The simplest, most practical answer can be explained by simple supply-and-demand; the PSL and other pumpkin-flavored items are only available for a short (though increasingly lengthy) window of time at the end of the year. As previously stated, Starbucks and Dunkin’s fall drink lines are introduced in August and are heavily marketed all the way until Halloween. Those drinks are still available until after Thanksgiving, but the marketing switches over to the holidays by then. American consumers can only capitalize on the brevity of their favorite pumpkin-flavored items before they are cruelly snatched away for another nine months.
A more sentimental and heart-warming answer could be found in the emotions and feelings the PSL and its pumpkin-flavored companions elicit in human minds and hearts. After a long summer of heat, sunburns and sweat, the cool winds of autumn are a welcome reprieve. Not only do the days get cooler, but the arrival of those chilly winds also bring about uber-popular holidays like Halloween and Thanksgiving.

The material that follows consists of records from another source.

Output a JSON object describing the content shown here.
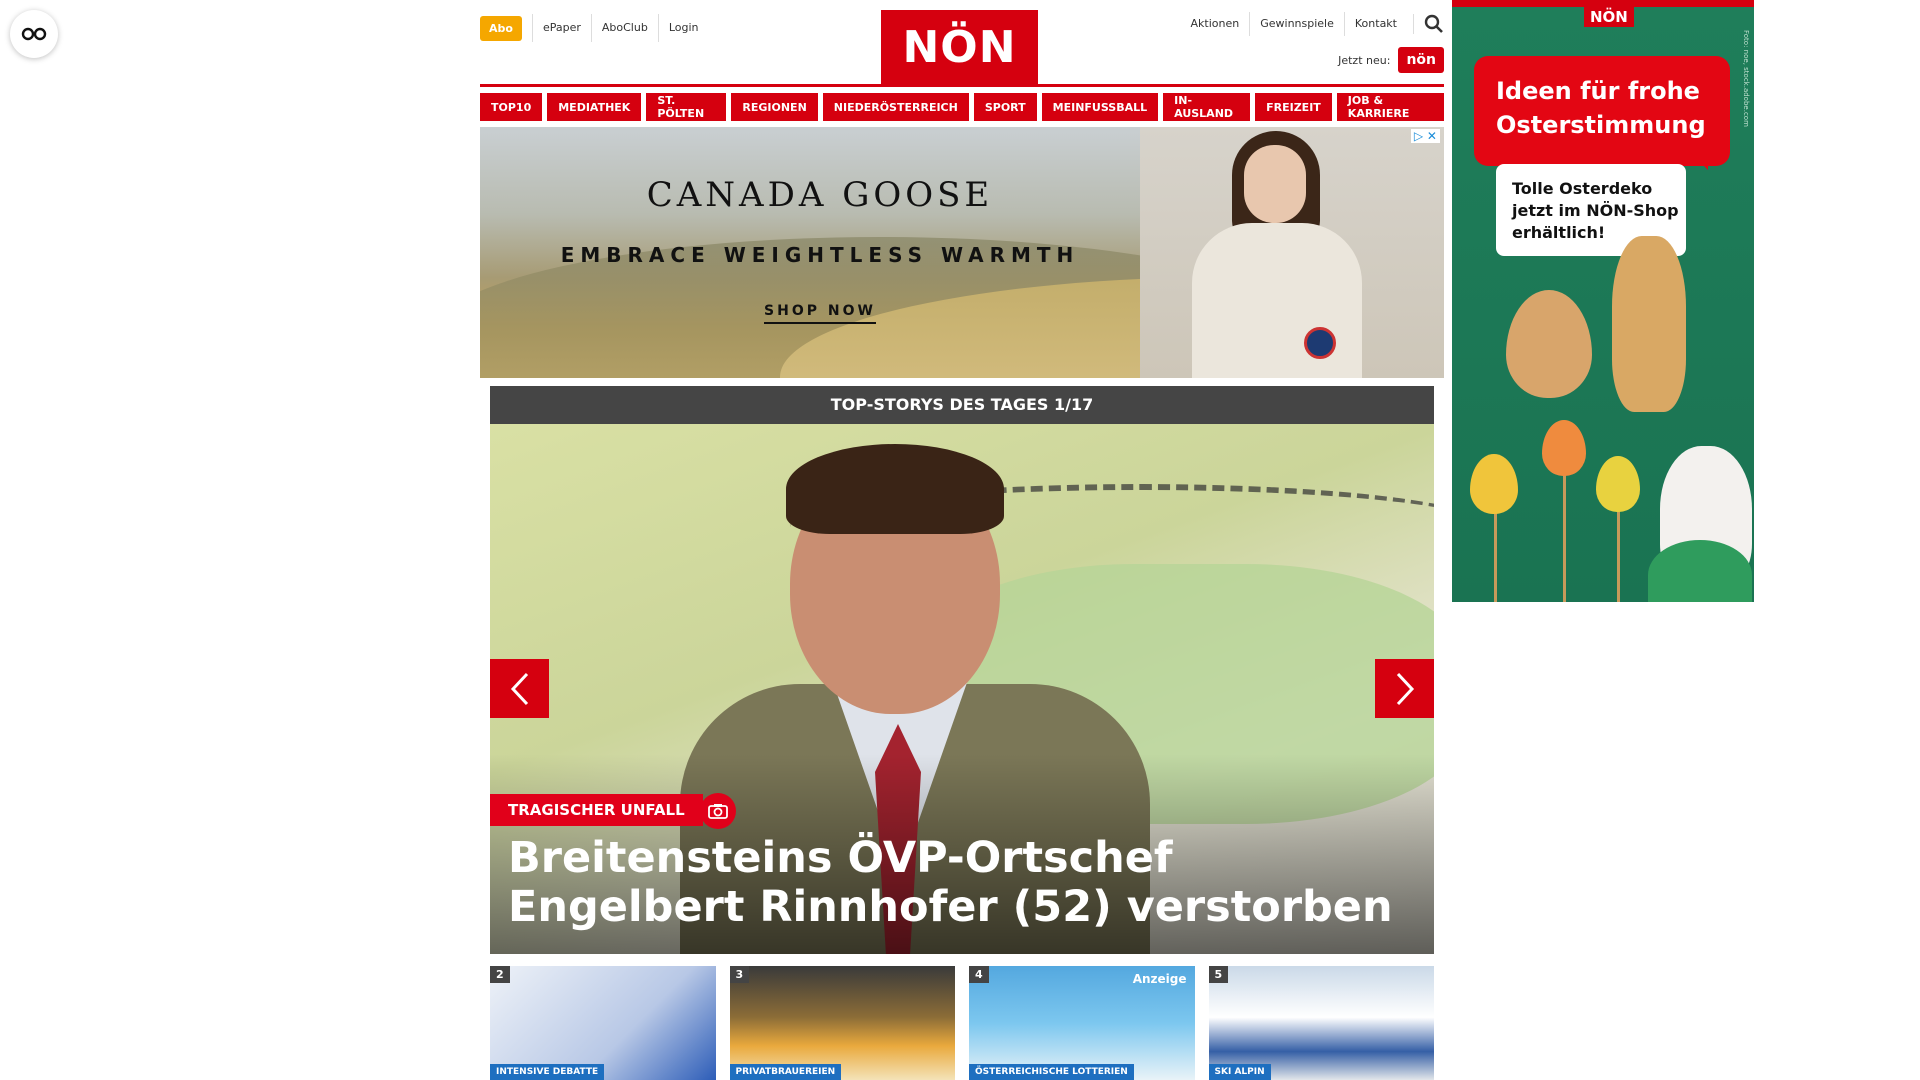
{
  "reader_mode": {
    "icon": "reader-glasses-icon"
  },
  "header": {
    "abo_label": "Abo",
    "top_links": [
      "ePaper",
      "AboClub",
      "Login"
    ],
    "logo_text": "NÖN",
    "right_links": [
      "Aktionen",
      "Gewinnspiele",
      "Kontakt"
    ],
    "search_icon": "search-icon",
    "jetzt_label": "Jetzt neu:",
    "jetzt_badge": "nön",
    "brand_color": "#d5000f"
  },
  "nav": {
    "items": [
      "TOP10",
      "MEDIATHEK",
      "ST. PÖLTEN",
      "REGIONEN",
      "NIEDERÖSTERREICH",
      "SPORT",
      "MEINFUSSBALL",
      "IN-AUSLAND",
      "FREIZEIT",
      "JOB & KARRIERE"
    ]
  },
  "banner_ad": {
    "brand": "CANADA GOOSE",
    "tagline": "EMBRACE WEIGHTLESS WARMTH",
    "cta": "SHOP NOW",
    "adchoices": "▷ ✕"
  },
  "slider": {
    "heading": "TOP-STORYS DES TAGES 1/17",
    "tag": "TRAGISCHER UNFALL",
    "title": "Breitensteins ÖVP-Ortschef Engelbert Rinnhofer (52) verstorben",
    "prev_icon": "chevron-left-icon",
    "next_icon": "chevron-right-icon",
    "camera_icon": "camera-icon"
  },
  "teasers": [
    {
      "num": "2",
      "category": "INTENSIVE DEBATTE",
      "ad": ""
    },
    {
      "num": "3",
      "category": "PRIVATBRAUEREIEN",
      "ad": ""
    },
    {
      "num": "4",
      "category": "ÖSTERREICHISCHE LOTTERIEN",
      "ad": "Anzeige"
    },
    {
      "num": "5",
      "category": "SKI ALPIN",
      "ad": ""
    }
  ],
  "sky_ad": {
    "logo": "NÖN",
    "headline": "Ideen für frohe Osterstimmung",
    "note": "Tolle Osterdeko jetzt im NÖN-Shop erhältlich!",
    "credit": "Foto: noe, stock.adobe.com"
  }
}
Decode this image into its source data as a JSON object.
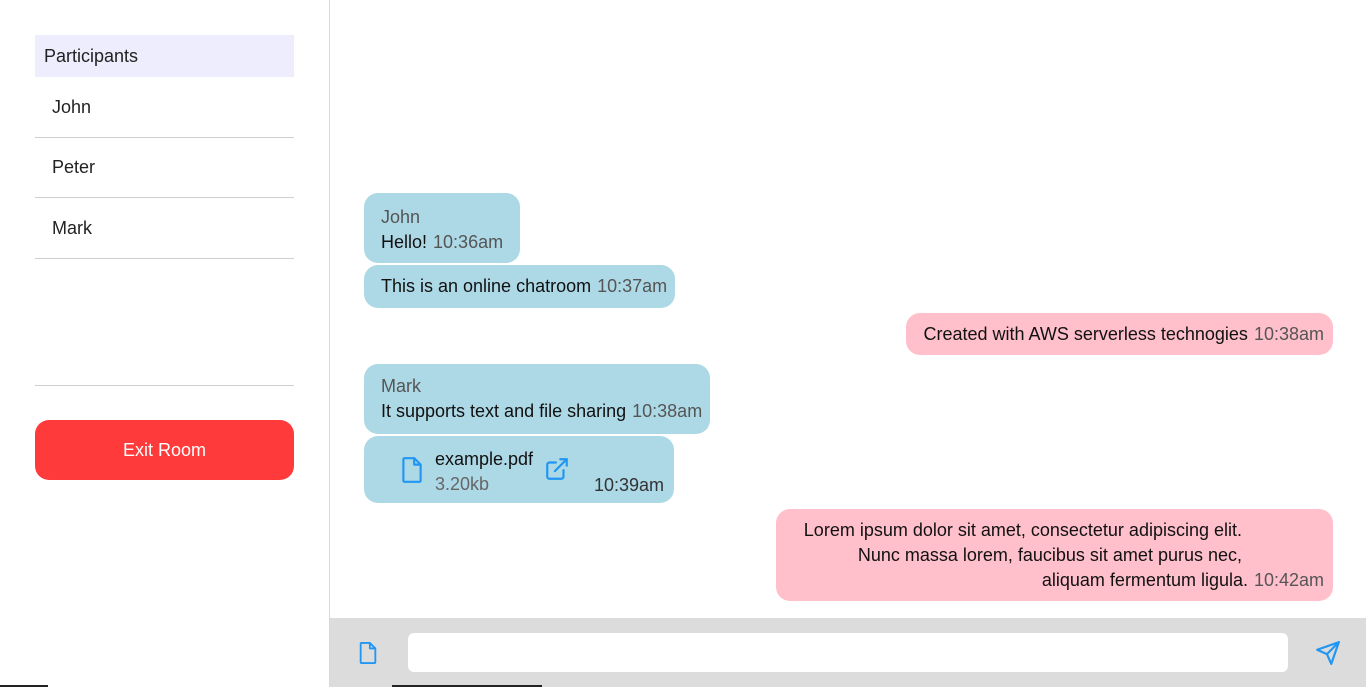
{
  "sidebar": {
    "header": "Participants",
    "participants": [
      "John",
      "Peter",
      "Mark"
    ],
    "exit_label": "Exit Room"
  },
  "messages": [
    {
      "direction": "in",
      "sender": "John",
      "text": "Hello!",
      "time": "10:36am"
    },
    {
      "direction": "in",
      "text": "This is an online chatroom",
      "time": "10:37am"
    },
    {
      "direction": "out",
      "text": "Created with AWS serverless technogies",
      "time": "10:38am"
    },
    {
      "direction": "in",
      "sender": "Mark",
      "text": "It supports text and file sharing",
      "time": "10:38am"
    },
    {
      "direction": "in",
      "type": "file",
      "file_name": "example.pdf",
      "file_size": "3.20kb",
      "time": "10:39am"
    },
    {
      "direction": "out",
      "lines": [
        "Lorem ipsum dolor sit amet, consectetur adipiscing elit.",
        "Nunc massa lorem, faucibus sit amet purus nec,",
        "aliquam fermentum ligula."
      ],
      "time": "10:42am"
    }
  ],
  "composer": {
    "input_value": "",
    "input_placeholder": ""
  },
  "colors": {
    "incoming_bubble": "#add8e6",
    "outgoing_bubble": "#ffc0cb",
    "exit_button": "#fe3a3b",
    "participants_header": "#eeedfd",
    "composer_bar": "#dcdcdc",
    "icon_accent": "#2196f3"
  },
  "icons": {
    "attach": "file-icon",
    "send": "send-icon",
    "file": "file-icon",
    "open": "external-link-icon"
  }
}
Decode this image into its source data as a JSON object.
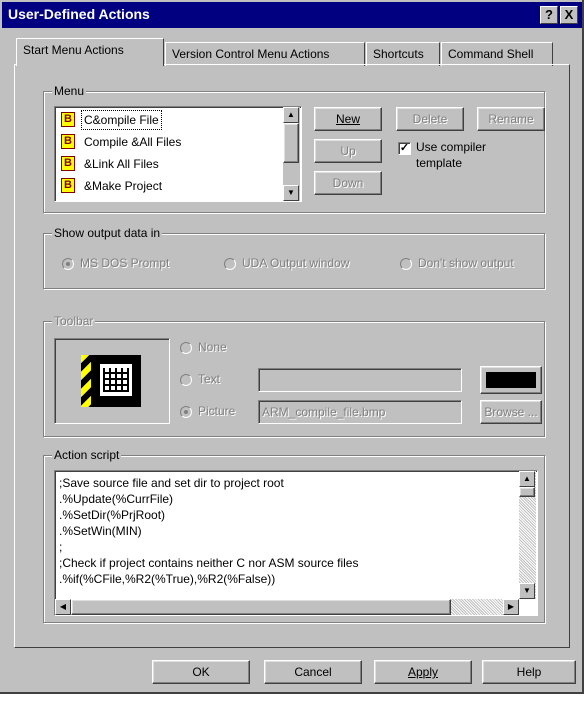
{
  "window": {
    "title": "User-Defined Actions",
    "help_btn": "?",
    "close_btn": "X"
  },
  "tabs": [
    "Start Menu Actions",
    "Version Control Menu Actions",
    "Shortcuts",
    "Command Shell"
  ],
  "menu": {
    "legend": "Menu",
    "items": [
      "C&ompile File",
      "Compile &All Files",
      "&Link All Files",
      "&Make Project"
    ],
    "icon_letter": "B",
    "new_btn": "New",
    "delete_btn": "Delete",
    "rename_btn": "Rename",
    "up_btn": "Up",
    "down_btn": "Down",
    "use_template_line1": "Use compiler",
    "use_template_line2": "template"
  },
  "output": {
    "legend": "Show output data in",
    "opt1": "MS DOS Prompt",
    "opt2": "UDA Output window",
    "opt3": "Don't show output"
  },
  "toolbar": {
    "legend": "Toolbar",
    "none_label": "None",
    "text_label": "Text",
    "picture_label": "Picture",
    "picture_file": "ARM_compile_file.bmp",
    "browse_btn": "Browse ..."
  },
  "script": {
    "legend": "Action script",
    "lines": [
      ";Save source file and set dir to project root",
      ".%Update(%CurrFile)",
      ".%SetDir(%PrjRoot)",
      ".%SetWin(MIN)",
      ";",
      ";Check if project contains neither C nor ASM source files",
      ".%if(%CFile,%R2(%True),%R2(%False))"
    ]
  },
  "buttons": {
    "ok": "OK",
    "cancel": "Cancel",
    "apply": "Apply",
    "help": "Help"
  }
}
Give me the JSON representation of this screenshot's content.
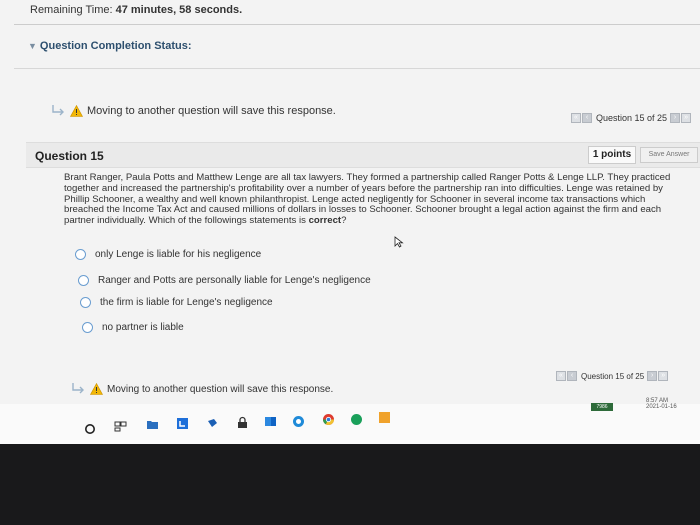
{
  "timer": {
    "label": "Remaining Time:",
    "value": "47 minutes, 58 seconds."
  },
  "completion_status": "Question Completion Status:",
  "warning_text": "Moving to another question will save this response.",
  "nav": {
    "question_label": "Question 15 of 25"
  },
  "question": {
    "title": "Question 15",
    "points": "1 points",
    "save_label": "Save Answer",
    "text_before_bold": "Brant Ranger, Paula Potts and Matthew Lenge are all tax lawyers. They formed a partnership called Ranger Potts & Lenge LLP. They practiced together and increased the partnership's profitability over a number of years before the partnership ran into difficulties. Lenge was retained by Phillip Schooner, a wealthy and well known philanthropist. Lenge acted negligently for Schooner in several income tax transactions which breached the Income Tax Act and caused millions of dollars in losses to Schooner. Schooner brought a legal action against the firm and each partner individually. Which of the followings statements is",
    "text_bold": "correct",
    "text_after_bold": "?",
    "options": [
      "only Lenge is liable for his negligence",
      "Ranger and Potts are personally liable for Lenge's negligence",
      "the firm is liable for Lenge's negligence",
      "no partner is liable"
    ]
  },
  "taskbar": {
    "tray_time": "8:57 AM",
    "tray_date": "2021-01-16",
    "tray_badge": "7986"
  },
  "colors": {
    "page_bg": "#f3f3f3",
    "header_text": "#2d4f6e",
    "radio_border": "#6a9dd0",
    "warning": "#f2b705"
  }
}
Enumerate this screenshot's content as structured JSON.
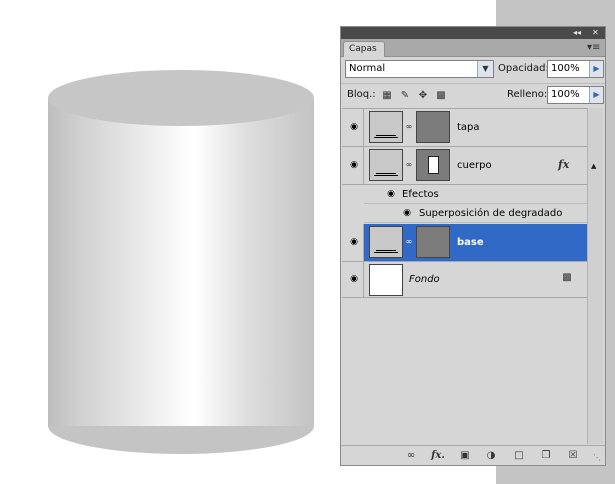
{
  "panel": {
    "tab_label": "Capas",
    "collapse_glyph": "◂◂",
    "close_glyph": "✕",
    "menu_glyph": "▾≡",
    "blend_mode": "Normal",
    "opacity_label": "Opacidad:",
    "opacity_value": "100%",
    "lock_label": "Bloq.:",
    "fill_label": "Relleno:",
    "fill_value": "100%",
    "lock_icons": [
      "lock-transparency-icon",
      "lock-paint-icon",
      "lock-move-icon",
      "lock-all-icon"
    ]
  },
  "layers": [
    {
      "name": "tapa",
      "visible": true,
      "has_mask": true,
      "selected": false
    },
    {
      "name": "cuerpo",
      "visible": true,
      "has_mask": true,
      "selected": false,
      "fx_label": "fx",
      "effects_label": "Efectos",
      "effects": [
        {
          "name": "Superposición de degradado"
        }
      ]
    },
    {
      "name": "base",
      "visible": true,
      "has_mask": true,
      "selected": true
    },
    {
      "name": "Fondo",
      "visible": true,
      "has_mask": false,
      "selected": false,
      "locked": true
    }
  ],
  "bottom_bar": {
    "icons": [
      "link-layers-icon",
      "fx-icon",
      "add-mask-icon",
      "adjustment-layer-icon",
      "new-group-icon",
      "new-layer-icon",
      "trash-icon"
    ],
    "fx_label": "fx."
  },
  "colors": {
    "selection": "#3169c6",
    "panel_bg": "#d6d6d6",
    "topbar": "#4a4a4a"
  }
}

The beginning of fall usually signifies the beginning of activities such as kids going back to school, football games, trick-or-treating, bonfires, and pumpkin patches. All of these popular autumnal pastimes are a source of great memories for many people; pumpkin flavoring is very connected to these. Therefore, people are more likely to associate fall flavors with joyful memories (much like how people enjoy hot chocolate and eggnog at Christmas time). People associate the fall season with ultimate warmth and coziness, with pumpkin flavoring an added bonus to the overall feeling of snugness.
The more deeply scientific answer can be explained by pumpkin’s effect on our senses of taste and smell. Dr. John McGann from Rutgers University explains that most of what we associate as taste is actually smell. His research has shown that the sense of smell has a more direct connection to the portions of the brain that are associated with memory. When those tinges of pumpkin and nutmeg hit our nostrils, it sends the human olfactory (sense of smell) system into a frenzy that eventually leads back to our brain. This neurological overstimulation, combined with the aforementioned nostalgic-ridden atmospheres and cozy memories, can lead to everything pumpkin being associated with positivity in peoples’ lives, thus making the drive for them even stronger.
The pumpkin spice boom and its subsequent enduring enthusiasm by fanatics everywhere is the result of a heady combination of several contributing factors, including nostalgia, powerful spices and flavoring, supply-and-demand scarcity, and an olfactory overload. From a Western, cultural standpoint, its arrival also signals the (albeit somewhat premature) beginning of the holiday season, spanning from the beginning of September until after Christmas. The annual thrill of the arrival of all things pumpkin has not faded, and is likely to continue to last for a very long time. Before long, you might be able to enjoy an iced pumpkin spice latte with your Fourth of July barbecue.